Information shown:
______

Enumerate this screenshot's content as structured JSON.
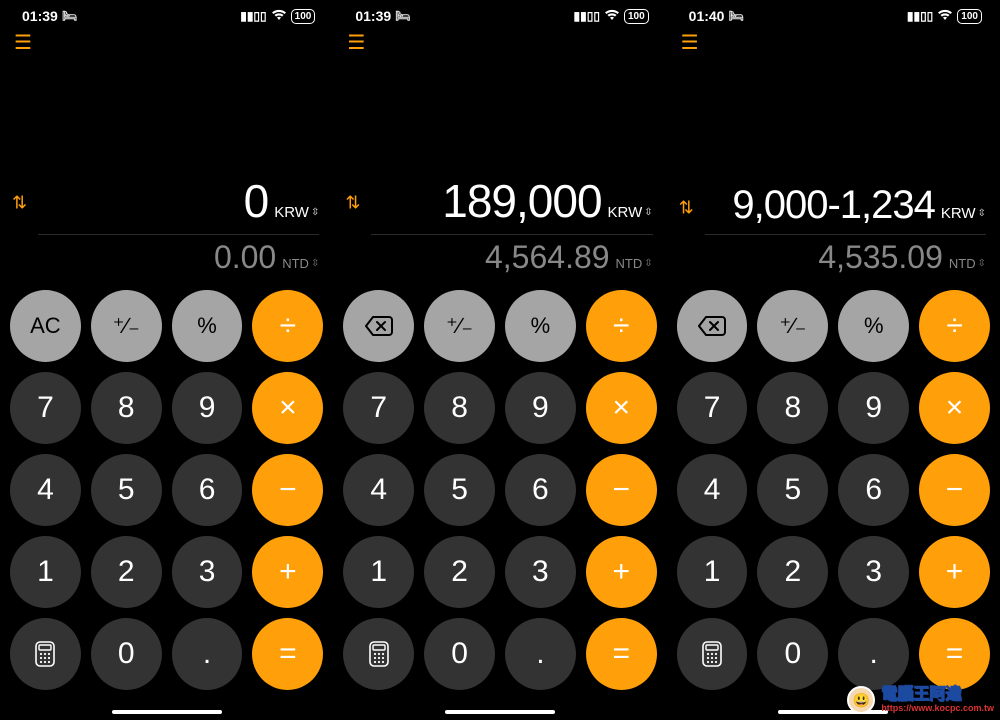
{
  "screens": [
    {
      "status": {
        "time": "01:39",
        "battery": "100"
      },
      "primary": {
        "value": "0",
        "unit": "KRW"
      },
      "secondary": {
        "value": "0.00",
        "unit": "NTD"
      },
      "clearLabel": "AC",
      "clearIsBackspace": false
    },
    {
      "status": {
        "time": "01:39",
        "battery": "100"
      },
      "primary": {
        "value": "189,000",
        "unit": "KRW"
      },
      "secondary": {
        "value": "4,564.89",
        "unit": "NTD"
      },
      "clearLabel": "",
      "clearIsBackspace": true
    },
    {
      "status": {
        "time": "01:40",
        "battery": "100"
      },
      "primary": {
        "value": "9,000-1,234",
        "unit": "KRW"
      },
      "secondary": {
        "value": "4,535.09",
        "unit": "NTD"
      },
      "clearLabel": "",
      "clearIsBackspace": true
    }
  ],
  "keys": {
    "plusminus": "⁺∕₋",
    "percent": "%",
    "divide": "÷",
    "multiply": "×",
    "minus": "−",
    "plus": "+",
    "equals": "=",
    "d7": "7",
    "d8": "8",
    "d9": "9",
    "d4": "4",
    "d5": "5",
    "d6": "6",
    "d1": "1",
    "d2": "2",
    "d3": "3",
    "d0": "0",
    "dot": "."
  },
  "watermark": {
    "title": "電腦王阿達",
    "url": "https://www.kocpc.com.tw"
  }
}
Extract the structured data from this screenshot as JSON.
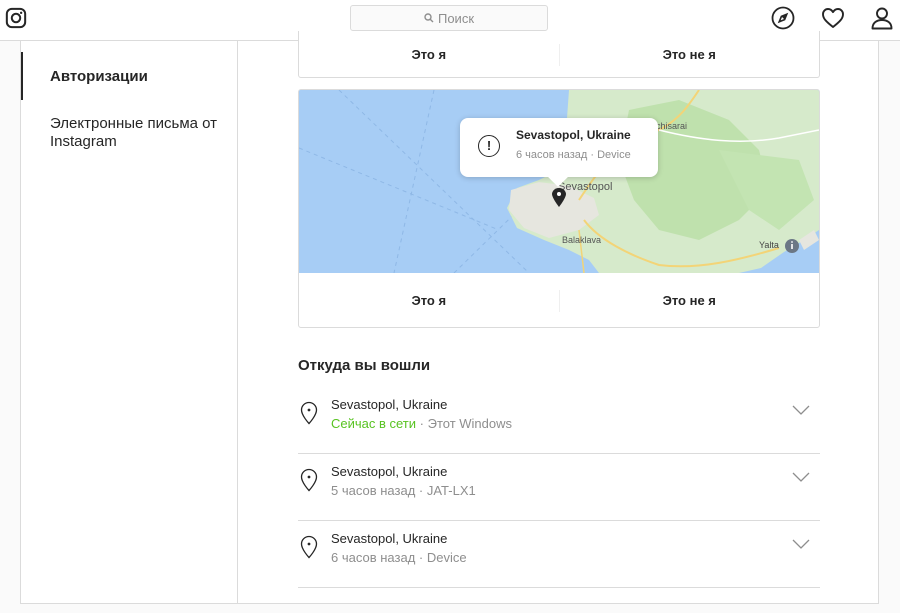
{
  "header": {
    "search_placeholder": "Поиск",
    "icons": [
      "instagram-logo-icon",
      "search-icon",
      "compass-icon",
      "heart-icon",
      "profile-icon"
    ]
  },
  "sidebar": {
    "items": [
      {
        "label": "Авторизации",
        "active": true
      },
      {
        "label": "Электронные письма от Instagram",
        "active": false
      }
    ]
  },
  "prev_card": {
    "confirm_label": "Это я",
    "deny_label": "Это не я"
  },
  "map_card": {
    "popup": {
      "title": "Sevastopol, Ukraine",
      "time": "6 часов назад",
      "device": "Device"
    },
    "map_labels": {
      "city": "Sevastopol",
      "balaklava": "Balaklava",
      "yalta": "Yalta",
      "bakhchisarai": "chisarai"
    },
    "confirm_label": "Это я",
    "deny_label": "Это не я"
  },
  "logins": {
    "title": "Откуда вы вошли",
    "items": [
      {
        "location": "Sevastopol, Ukraine",
        "status": "Сейчас в сети",
        "separator": " · ",
        "device": "Этот Windows"
      },
      {
        "location": "Sevastopol, Ukraine",
        "status": "5 часов назад",
        "separator": " · ",
        "device": "JAT-LX1"
      },
      {
        "location": "Sevastopol, Ukraine",
        "status": "6 часов назад",
        "separator": " · ",
        "device": "Device"
      }
    ]
  },
  "colors": {
    "online": "#58c322",
    "border": "#dbdbdb",
    "text": "#262626",
    "muted": "#8e8e8e",
    "water": "#a7cdf5",
    "land": "#d8eccb"
  }
}
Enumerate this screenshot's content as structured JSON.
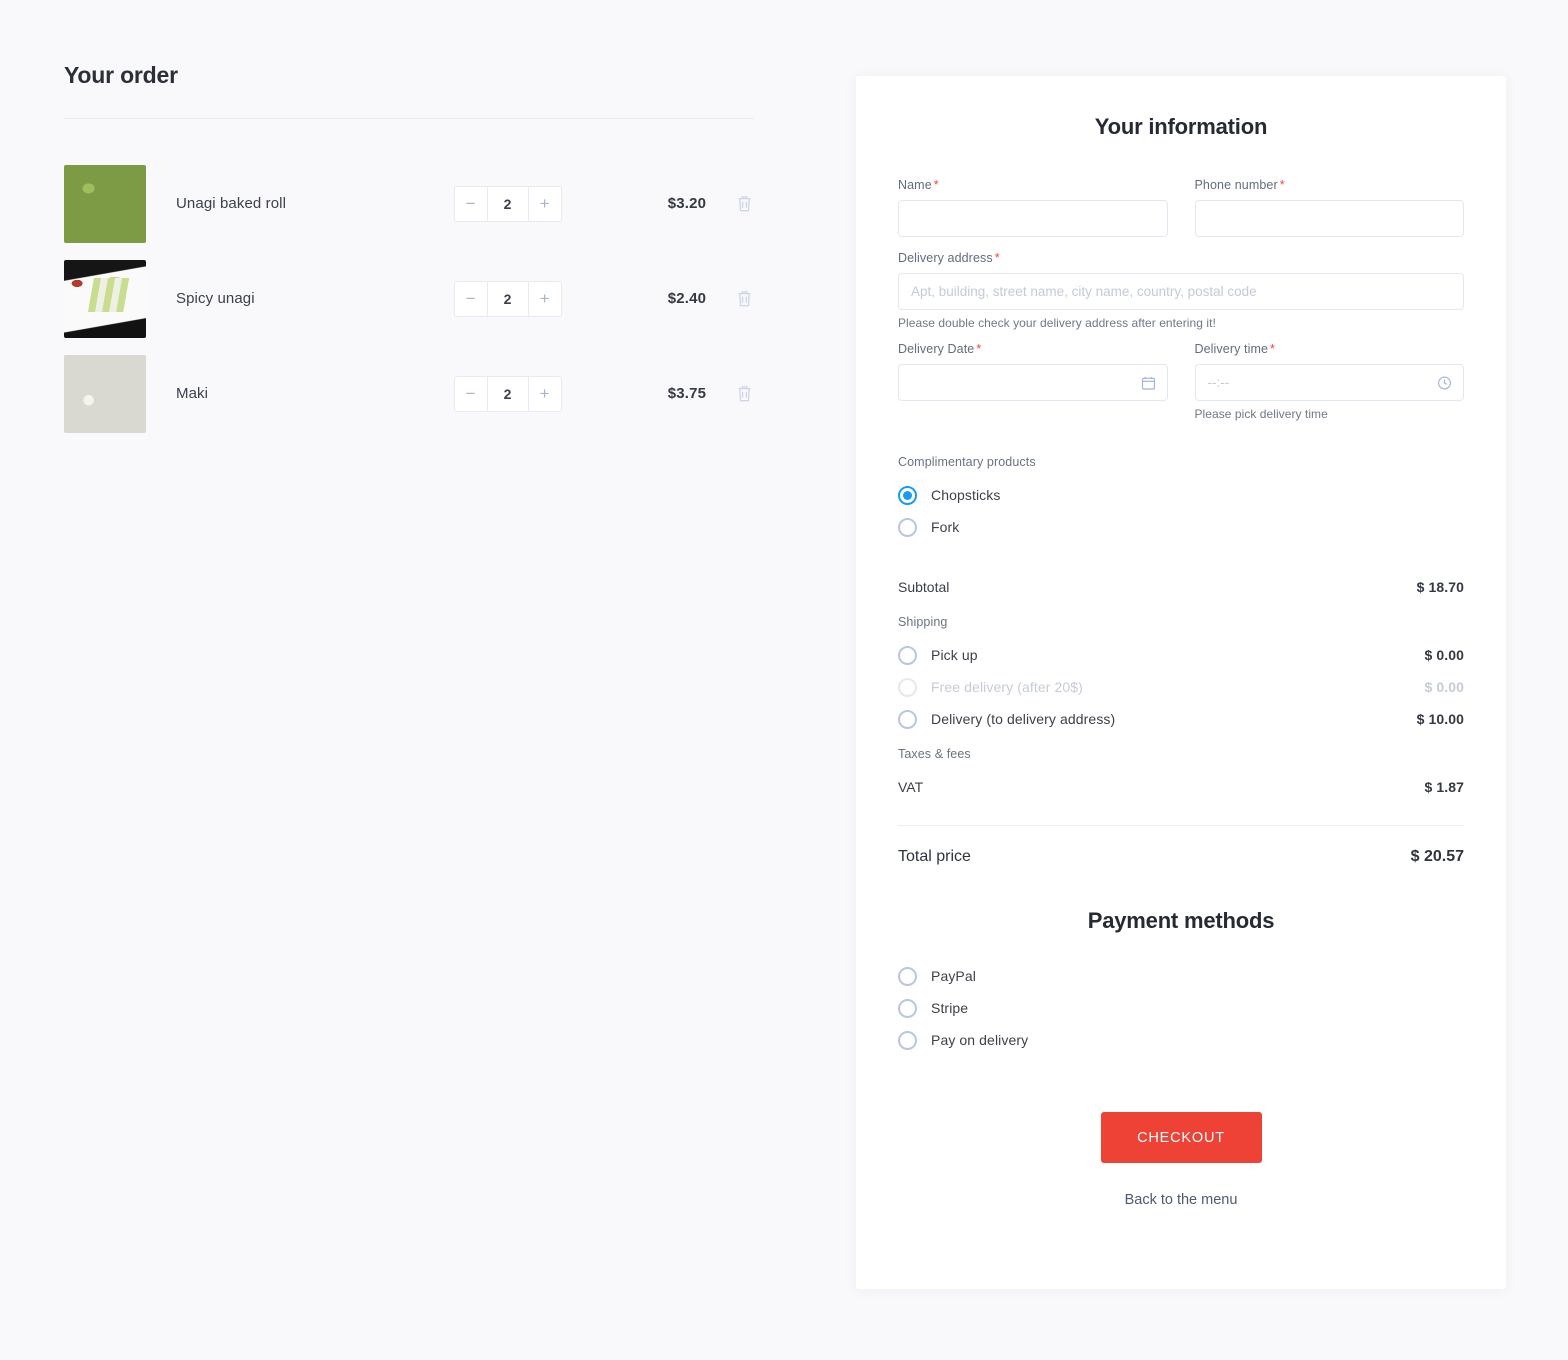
{
  "order": {
    "title": "Your order",
    "items": [
      {
        "name": "Unagi baked roll",
        "qty": "2",
        "price": "$3.20",
        "decrement": "−",
        "increment": "+",
        "thumb_class": "thumb-a"
      },
      {
        "name": "Spicy unagi",
        "qty": "2",
        "price": "$2.40",
        "decrement": "−",
        "increment": "+",
        "thumb_class": "thumb-b"
      },
      {
        "name": "Maki",
        "qty": "2",
        "price": "$3.75",
        "decrement": "−",
        "increment": "+",
        "thumb_class": "thumb-c"
      }
    ]
  },
  "info": {
    "title": "Your information",
    "name": {
      "label": "Name",
      "required": "*",
      "value": "",
      "placeholder": ""
    },
    "phone": {
      "label": "Phone number",
      "required": "*",
      "value": "",
      "placeholder": ""
    },
    "address": {
      "label": "Delivery address",
      "required": "*",
      "value": "",
      "placeholder": "Apt, building, street name, city name, country, postal code",
      "hint": "Please double check your delivery address after entering it!"
    },
    "date": {
      "label": "Delivery Date",
      "required": "*",
      "value": "",
      "placeholder": ""
    },
    "time": {
      "label": "Delivery time",
      "required": "*",
      "value": "",
      "placeholder": "--:--",
      "hint": "Please pick delivery time"
    }
  },
  "complimentary": {
    "label": "Complimentary products",
    "options": [
      {
        "label": "Chopsticks",
        "selected": true
      },
      {
        "label": "Fork",
        "selected": false
      }
    ]
  },
  "summary": {
    "subtotal_label": "Subtotal",
    "subtotal_value": "$ 18.70",
    "shipping_label": "Shipping",
    "shipping_options": [
      {
        "label": "Pick up",
        "amount": "$ 0.00",
        "selected": false,
        "disabled": false
      },
      {
        "label": "Free delivery (after 20$)",
        "amount": "$ 0.00",
        "selected": false,
        "disabled": true
      },
      {
        "label": "Delivery (to delivery address)",
        "amount": "$ 10.00",
        "selected": false,
        "disabled": false
      }
    ],
    "taxes_label": "Taxes & fees",
    "vat_label": "VAT",
    "vat_value": "$ 1.87",
    "total_label": "Total price",
    "total_value": "$ 20.57"
  },
  "payment": {
    "title": "Payment methods",
    "options": [
      {
        "label": "PayPal",
        "selected": false
      },
      {
        "label": "Stripe",
        "selected": false
      },
      {
        "label": "Pay on delivery",
        "selected": false
      }
    ]
  },
  "actions": {
    "checkout_label": "CHECKOUT",
    "back_label": "Back to the menu"
  },
  "colors": {
    "accent_red": "#ee4236",
    "radio_blue": "#1b9bf0",
    "page_bg": "#f9f9fc",
    "card_bg": "#ffffff"
  }
}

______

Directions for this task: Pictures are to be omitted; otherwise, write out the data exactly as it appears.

Written solution:
Enumerate this screenshot's content as structured JSON.
{
  "screens": [
    {
      "status": {
        "time": "01:39",
        "battery": "100"
      },
      "primary": {
        "value": "0",
        "unit": "KRW"
      },
      "secondary": {
        "value": "0.00",
        "unit": "NTD"
      },
      "clearLabel": "AC",
      "clearIsBackspace": false
    },
    {
      "status": {
        "time": "01:39",
        "battery": "100"
      },
      "primary": {
        "value": "189,000",
        "unit": "KRW"
      },
      "secondary": {
        "value": "4,564.89",
        "unit": "NTD"
      },
      "clearLabel": "",
      "clearIsBackspace": true
    },
    {
      "status": {
        "time": "01:40",
        "battery": "100"
      },
      "primary": {
        "value": "9,000-1,234",
        "unit": "KRW"
      },
      "secondary": {
        "value": "4,535.09",
        "unit": "NTD"
      },
      "clearLabel": "",
      "clearIsBackspace": true
    }
  ],
  "keys": {
    "plusminus": "⁺∕₋",
    "percent": "%",
    "divide": "÷",
    "multiply": "×",
    "minus": "−",
    "plus": "+",
    "equals": "=",
    "d7": "7",
    "d8": "8",
    "d9": "9",
    "d4": "4",
    "d5": "5",
    "d6": "6",
    "d1": "1",
    "d2": "2",
    "d3": "3",
    "d0": "0",
    "dot": "."
  },
  "watermark": {
    "title": "電腦王阿達",
    "url": "https://www.kocpc.com.tw"
  }
}
Extract the structured data from this screenshot as JSON.
{
  "header": {
    "search_placeholder": "Поиск",
    "icons": [
      "instagram-logo-icon",
      "search-icon",
      "compass-icon",
      "heart-icon",
      "profile-icon"
    ]
  },
  "sidebar": {
    "items": [
      {
        "label": "Авторизации",
        "active": true
      },
      {
        "label": "Электронные письма от Instagram",
        "active": false
      }
    ]
  },
  "prev_card": {
    "confirm_label": "Это я",
    "deny_label": "Это не я"
  },
  "map_card": {
    "popup": {
      "title": "Sevastopol, Ukraine",
      "time": "6 часов назад",
      "device": "Device"
    },
    "map_labels": {
      "city": "Sevastopol",
      "balaklava": "Balaklava",
      "yalta": "Yalta",
      "bakhchisarai": "chisarai"
    },
    "confirm_label": "Это я",
    "deny_label": "Это не я"
  },
  "logins": {
    "title": "Откуда вы вошли",
    "items": [
      {
        "location": "Sevastopol, Ukraine",
        "status": "Сейчас в сети",
        "separator": " · ",
        "device": "Этот Windows"
      },
      {
        "location": "Sevastopol, Ukraine",
        "status": "5 часов назад",
        "separator": " · ",
        "device": "JAT-LX1"
      },
      {
        "location": "Sevastopol, Ukraine",
        "status": "6 часов назад",
        "separator": " · ",
        "device": "Device"
      }
    ]
  },
  "colors": {
    "online": "#58c322",
    "border": "#dbdbdb",
    "text": "#262626",
    "muted": "#8e8e8e",
    "water": "#a7cdf5",
    "land": "#d8eccb"
  }
}
Enumerate this screenshot's content as structured JSON.
{
  "order": {
    "title": "Your order",
    "items": [
      {
        "name": "Unagi baked roll",
        "qty": "2",
        "price": "$3.20",
        "decrement": "−",
        "increment": "+",
        "thumb_class": "thumb-a"
      },
      {
        "name": "Spicy unagi",
        "qty": "2",
        "price": "$2.40",
        "decrement": "−",
        "increment": "+",
        "thumb_class": "thumb-b"
      },
      {
        "name": "Maki",
        "qty": "2",
        "price": "$3.75",
        "decrement": "−",
        "increment": "+",
        "thumb_class": "thumb-c"
      }
    ]
  },
  "info": {
    "title": "Your information",
    "name": {
      "label": "Name",
      "required": "*",
      "value": "",
      "placeholder": ""
    },
    "phone": {
      "label": "Phone number",
      "required": "*",
      "value": "",
      "placeholder": ""
    },
    "address": {
      "label": "Delivery address",
      "required": "*",
      "value": "",
      "placeholder": "Apt, building, street name, city name, country, postal code",
      "hint": "Please double check your delivery address after entering it!"
    },
    "date": {
      "label": "Delivery Date",
      "required": "*",
      "value": "",
      "placeholder": ""
    },
    "time": {
      "label": "Delivery time",
      "required": "*",
      "value": "",
      "placeholder": "--:--",
      "hint": "Please pick delivery time"
    }
  },
  "complimentary": {
    "label": "Complimentary products",
    "options": [
      {
        "label": "Chopsticks",
        "selected": true
      },
      {
        "label": "Fork",
        "selected": false
      }
    ]
  },
  "summary": {
    "subtotal_label": "Subtotal",
    "subtotal_value": "$ 18.70",
    "shipping_label": "Shipping",
    "shipping_options": [
      {
        "label": "Pick up",
        "amount": "$ 0.00",
        "selected": false,
        "disabled": false
      },
      {
        "label": "Free delivery (after 20$)",
        "amount": "$ 0.00",
        "selected": false,
        "disabled": true
      },
      {
        "label": "Delivery (to delivery address)",
        "amount": "$ 10.00",
        "selected": false,
        "disabled": false
      }
    ],
    "taxes_label": "Taxes & fees",
    "vat_label": "VAT",
    "vat_value": "$ 1.87",
    "total_label": "Total price",
    "total_value": "$ 20.57"
  },
  "payment": {
    "title": "Payment methods",
    "options": [
      {
        "label": "PayPal",
        "selected": false
      },
      {
        "label": "Stripe",
        "selected": false
      },
      {
        "label": "Pay on delivery",
        "selected": false
      }
    ]
  },
  "actions": {
    "checkout_label": "CHECKOUT",
    "back_label": "Back to the menu"
  },
  "colors": {
    "accent_red": "#ee4236",
    "radio_blue": "#1b9bf0",
    "page_bg": "#f9f9fc",
    "card_bg": "#ffffff"
  }
}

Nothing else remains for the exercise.